Feeds:
Posts
Comments

Posts Tagged ‘New India Palatine’

Originally written in December, 2008.

by Christopher Brinckerhoff

Chicago – As far as white suburbs go, Palatine is the routine run of the mill. But increasing indulgence in ethnic foods could be bending the white bread cookie cutter into a more interesting shape.

Median to above average income census numbers coupled with its comfortable one hour by Metra rail to the city in a garden characterize the typical burb. Out of Palatine’s approximately 65,000 residents about 15 percent are of Latino country origin, according to the 2000 census. The population is about 8 percent Asian and 2 percent black.

Within the Asian group the largest subgroup was Indian Asian, which makes up about half of the 8 percent. While Mexican food and Chinese food have been well established dining choices, Indian food has been increasing in popularity with many Americans, according to workers, owners and customers.

Palatine has six Asian Indian grocery stores and restaurants, and another one on the way, according to Zum Zum Sweets and Carry Out employee Hakeem Aslam. Zum Zum has been at its Rand Road address for about 35 years. The newest Indian food source, India Bistro on Dundee Road, opened Nov. 26.

Hakeem Aslam at Zum Zum Sweets on Rand Road in Palatine served a samosa. It was good. Photo by Christopher Brinckerhoff.

Hakeem Aslam at Zum Zum Sweets on Rand Road in Palatine served a samosa. It was good. Photos and graphic by Christopher Brinckerhoff.

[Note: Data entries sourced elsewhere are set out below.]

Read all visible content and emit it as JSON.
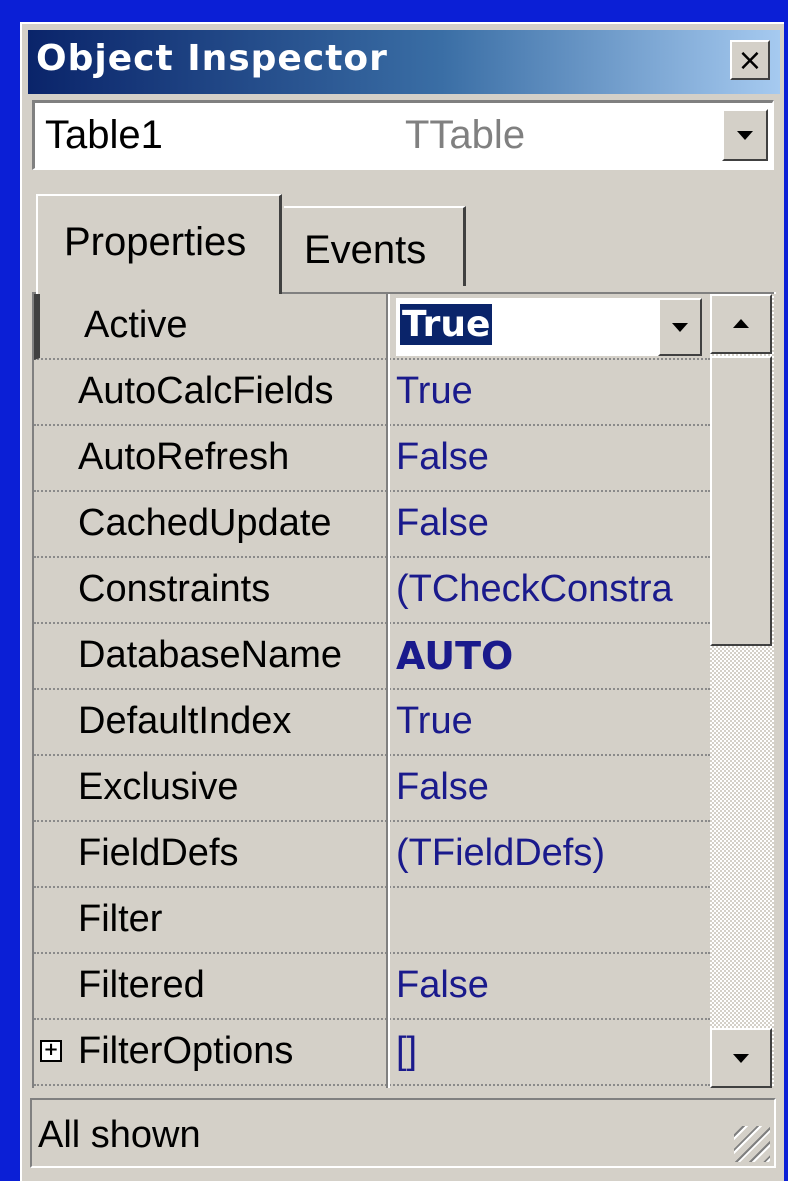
{
  "window": {
    "title": "Object Inspector",
    "close_glyph": "×"
  },
  "component_selector": {
    "name": "Table1",
    "type": "TTable"
  },
  "tabs": [
    {
      "label": "Properties",
      "active": true
    },
    {
      "label": "Events",
      "active": false
    }
  ],
  "properties": [
    {
      "name": "Active",
      "value": "True",
      "selected": true
    },
    {
      "name": "AutoCalcFields",
      "value": "True"
    },
    {
      "name": "AutoRefresh",
      "value": "False"
    },
    {
      "name": "CachedUpdate",
      "value": "False"
    },
    {
      "name": "Constraints",
      "value": "(TCheckConstra"
    },
    {
      "name": "DatabaseName",
      "value": "AUTO",
      "bold": true
    },
    {
      "name": "DefaultIndex",
      "value": "True"
    },
    {
      "name": "Exclusive",
      "value": "False"
    },
    {
      "name": "FieldDefs",
      "value": "(TFieldDefs)"
    },
    {
      "name": "Filter",
      "value": ""
    },
    {
      "name": "Filtered",
      "value": "False"
    },
    {
      "name": "FilterOptions",
      "value": "[]",
      "expandable": true,
      "expander_glyph": "+"
    }
  ],
  "status": {
    "text": "All shown"
  },
  "colors": {
    "background": "#0b1fd6",
    "face": "#d4d0c8",
    "title_start": "#0a246a",
    "value_text": "#1a1a8c",
    "selection": "#0a246a"
  },
  "icons": {
    "close": "close-icon",
    "dropdown": "chevron-down-icon",
    "scroll_up": "arrow-up-icon",
    "scroll_down": "arrow-down-icon",
    "expand": "plus-box-icon",
    "resize": "resize-grip-icon"
  }
}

Due to the constantly increasing Indian and Pakistani populations in the U.S. and because people are more open-minded these days, Indian food stands to give other popular ethnic foods a run for their money during the next five years, according to Aslam.

“I have a feeling that because Indian food is moving up, it’s going to be compared to Chinese or Mexican food because that’s the most popular and the most wanted [ethnic] food in the States right now,” Aslam said. “Indian food is going to be number three coming up on the list.”

Krishan Kumer from New India Carryout & Sweets, 773 N. Quentin Road, opened a restaurant in Milwaukee in 2003, and moved that restaurant to Palatine in 2007. Kumer was born in northern India and moved to the United States about 10 years ago. In India he owned a restaurant and sweets shop like the ones he has owned here.

Kumer said one difference between his restaurant in India and his restaurant in the United States is the clientele. In India he served a more homogenous community of customers looking for the same kinds of foods. Here his patrons are more diverse. Therefore he customizes his food more, varying the amount of spices for example, to appeal to a wider range of preferences.

Krishan Kumer of New India restaurant on Quentin Road in Palatine used to own another restaurant in Milwaukee before deciding to move to the northwestern suburb. Photos by Christopher Brinckerhoff.

Krishan Kumer of New India restaurant on Quentin Road in Palatine used to own another restaurant in Milwaukee before deciding to move to the northwestern suburb. Photos and graphic by Christopher Brinckerhoff.

Aslam said though his second largest customer demographic is Americans, many people still have misconceptions about Pakistani and Indian food.

“As soon as you say Indian food, they go, eshhee, it’s too spicy,” Aslam said. “Technically, there are only two spices that make the food hot to your tongue, but most of them cause flavor. And if you want to order it without spices, or if you want to cook it at home, you can just exclude those and make your food, and it tastes good without the spices.”

A regular customer of Asian Island, 1202 East Dundee Road, is taxi driver Noshad Nizi. He said in addition to the importance of stores and restaurants like Asian Island for the growing Muslim community in Palatine, the foods are also becoming more and more popular with Mexicans and Americans.

“It’s actually good for everybody around here because it’s a lot cheaper for the same food,” Nizi said. “If you go to the India House, it’s a big restaurant in Buffalo Grove, that’s not the same price. It’s the same thing, same recipes, same everything, but it is a different price.”

Mayor Rita Mullins said she remembers eating round pizza for the first time on a family road trip in the 1960s. At the time, pizza was a foreign food to most Americans. Now there is a pizza shop on almost every corner.

Mullins said she enjoyed some food from New India recently, and although she doesn’t care for hot spicy food, they are able to make it to appeal to your individual taste. According to Mullins, businesses like these encourage relationships among people.

“It is diversity of the people in the world, and we are a microcosm of the world,” Mullins said. “And the more that we can familiarize ourselves, the differences become so much smaller between people.”

Simi Grocers on Quentin Road in Palatine is located between the New India restaurant and Old Oak Pizza. If you want to do some Indian cooking, this is one good resource for you. Photos by Christopher Brinckerhoff.

Simi Grocers on Quentin Road in Palatine is located between the New India restaurant and Old Oak Pizza. If you want to do some Indian cooking, this is one good resource for you. Photos and graphic by Christopher Brinckerhoff.

Copyright 2008

Read Full Post »